WHAT IS BEING ASKED —
Lines that include "posts" make up the answer; copy all of them from the data below.

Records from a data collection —

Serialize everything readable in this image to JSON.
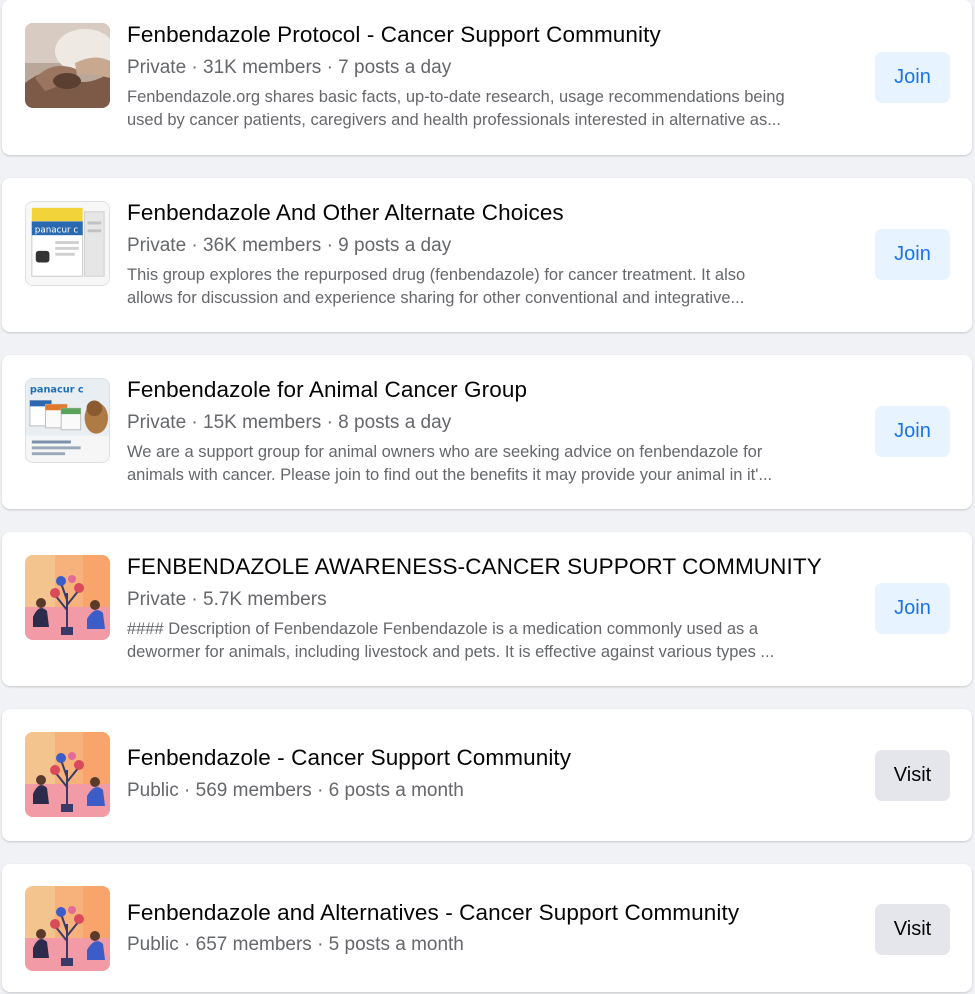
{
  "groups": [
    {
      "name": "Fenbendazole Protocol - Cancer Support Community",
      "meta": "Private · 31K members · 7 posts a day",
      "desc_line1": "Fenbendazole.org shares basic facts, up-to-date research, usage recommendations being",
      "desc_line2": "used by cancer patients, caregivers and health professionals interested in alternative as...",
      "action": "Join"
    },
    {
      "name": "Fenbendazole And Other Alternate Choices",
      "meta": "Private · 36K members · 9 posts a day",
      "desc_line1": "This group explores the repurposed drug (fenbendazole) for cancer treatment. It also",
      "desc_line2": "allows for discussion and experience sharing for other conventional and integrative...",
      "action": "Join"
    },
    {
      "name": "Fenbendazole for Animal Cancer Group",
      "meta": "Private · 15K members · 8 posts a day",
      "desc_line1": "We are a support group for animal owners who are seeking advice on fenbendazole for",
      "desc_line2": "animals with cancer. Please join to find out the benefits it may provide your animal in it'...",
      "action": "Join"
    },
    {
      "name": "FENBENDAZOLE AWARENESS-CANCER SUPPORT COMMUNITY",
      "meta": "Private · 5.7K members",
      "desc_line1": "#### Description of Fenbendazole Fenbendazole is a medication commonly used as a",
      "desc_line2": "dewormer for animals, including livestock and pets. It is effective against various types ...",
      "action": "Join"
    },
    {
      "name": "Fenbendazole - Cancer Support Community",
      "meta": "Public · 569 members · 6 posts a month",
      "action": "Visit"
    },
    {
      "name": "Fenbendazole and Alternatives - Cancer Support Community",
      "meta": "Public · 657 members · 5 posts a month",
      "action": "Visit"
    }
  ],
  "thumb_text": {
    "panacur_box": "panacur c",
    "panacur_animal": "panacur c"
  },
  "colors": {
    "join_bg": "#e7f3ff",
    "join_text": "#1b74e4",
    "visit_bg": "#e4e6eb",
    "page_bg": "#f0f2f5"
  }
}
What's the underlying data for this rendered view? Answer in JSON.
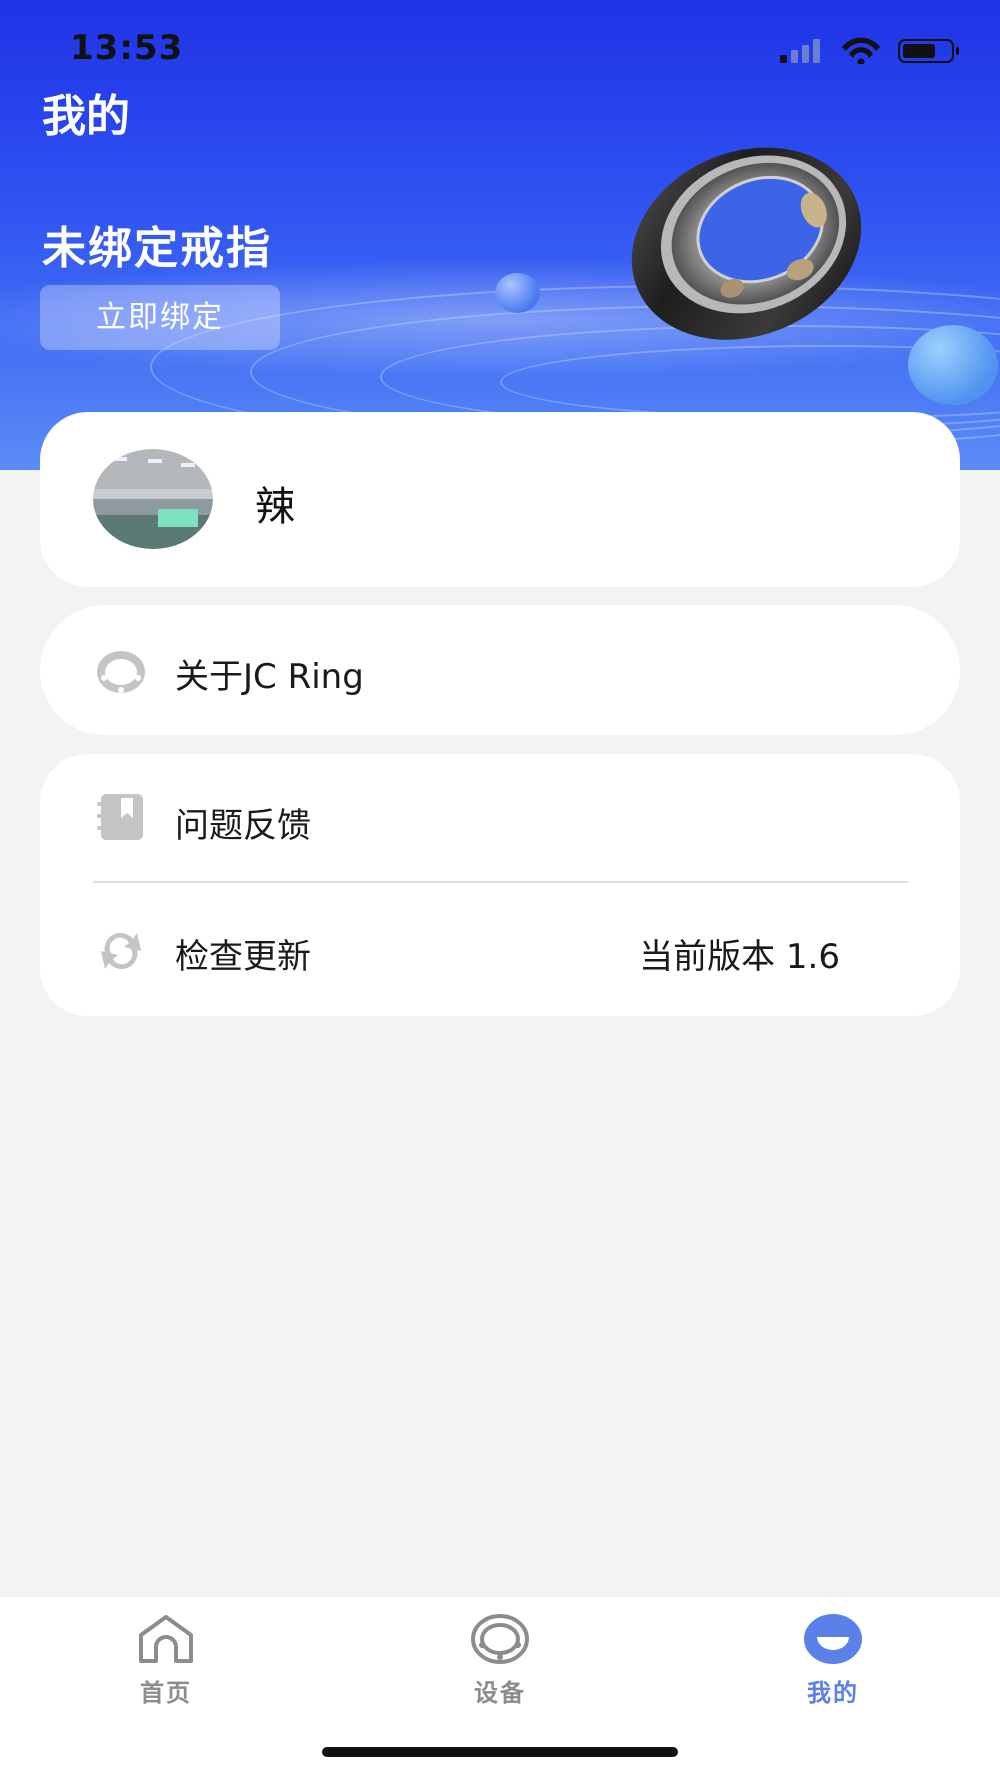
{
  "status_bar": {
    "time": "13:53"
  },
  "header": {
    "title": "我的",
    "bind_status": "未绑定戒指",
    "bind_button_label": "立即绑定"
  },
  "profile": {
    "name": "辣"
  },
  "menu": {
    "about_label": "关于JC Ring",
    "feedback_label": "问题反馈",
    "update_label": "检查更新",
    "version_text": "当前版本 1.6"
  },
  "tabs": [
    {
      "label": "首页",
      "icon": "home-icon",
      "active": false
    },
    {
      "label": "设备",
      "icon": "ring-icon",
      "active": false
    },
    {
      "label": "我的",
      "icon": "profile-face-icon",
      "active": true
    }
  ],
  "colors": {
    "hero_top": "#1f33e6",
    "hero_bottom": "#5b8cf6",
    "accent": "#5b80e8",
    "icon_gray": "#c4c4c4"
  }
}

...

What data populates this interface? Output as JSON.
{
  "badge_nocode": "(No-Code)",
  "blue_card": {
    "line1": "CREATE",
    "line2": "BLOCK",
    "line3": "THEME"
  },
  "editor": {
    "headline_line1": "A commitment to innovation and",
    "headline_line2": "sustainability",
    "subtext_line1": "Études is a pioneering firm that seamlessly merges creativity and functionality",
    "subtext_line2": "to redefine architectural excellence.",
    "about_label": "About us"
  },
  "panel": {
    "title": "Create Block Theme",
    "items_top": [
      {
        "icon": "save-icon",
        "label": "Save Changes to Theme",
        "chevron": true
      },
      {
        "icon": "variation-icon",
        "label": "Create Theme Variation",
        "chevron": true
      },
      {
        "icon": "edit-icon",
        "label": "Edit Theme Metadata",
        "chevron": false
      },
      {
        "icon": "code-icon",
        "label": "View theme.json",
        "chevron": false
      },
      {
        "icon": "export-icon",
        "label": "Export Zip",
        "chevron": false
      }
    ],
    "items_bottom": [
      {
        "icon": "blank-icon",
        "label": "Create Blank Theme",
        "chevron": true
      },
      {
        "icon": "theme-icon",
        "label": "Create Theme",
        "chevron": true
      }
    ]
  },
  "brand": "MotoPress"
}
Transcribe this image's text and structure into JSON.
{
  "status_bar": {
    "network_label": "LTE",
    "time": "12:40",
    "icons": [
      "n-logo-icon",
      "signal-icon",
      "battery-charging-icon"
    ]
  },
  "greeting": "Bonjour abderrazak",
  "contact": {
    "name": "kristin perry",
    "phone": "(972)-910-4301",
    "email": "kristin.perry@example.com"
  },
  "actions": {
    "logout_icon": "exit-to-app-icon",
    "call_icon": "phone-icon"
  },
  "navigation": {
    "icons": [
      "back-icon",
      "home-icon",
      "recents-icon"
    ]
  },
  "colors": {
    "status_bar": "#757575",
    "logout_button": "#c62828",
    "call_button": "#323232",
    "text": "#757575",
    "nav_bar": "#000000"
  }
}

RESPONSE AREA —
      "meta": "Private · 31K members · 7 posts a day",
      "meta": "Private · 36K members · 9 posts a day",
      "meta": "Private · 15K members · 8 posts a day",
      "meta": "Public · 569 members · 6 posts a month",
      "meta": "Public · 657 members · 5 posts a month",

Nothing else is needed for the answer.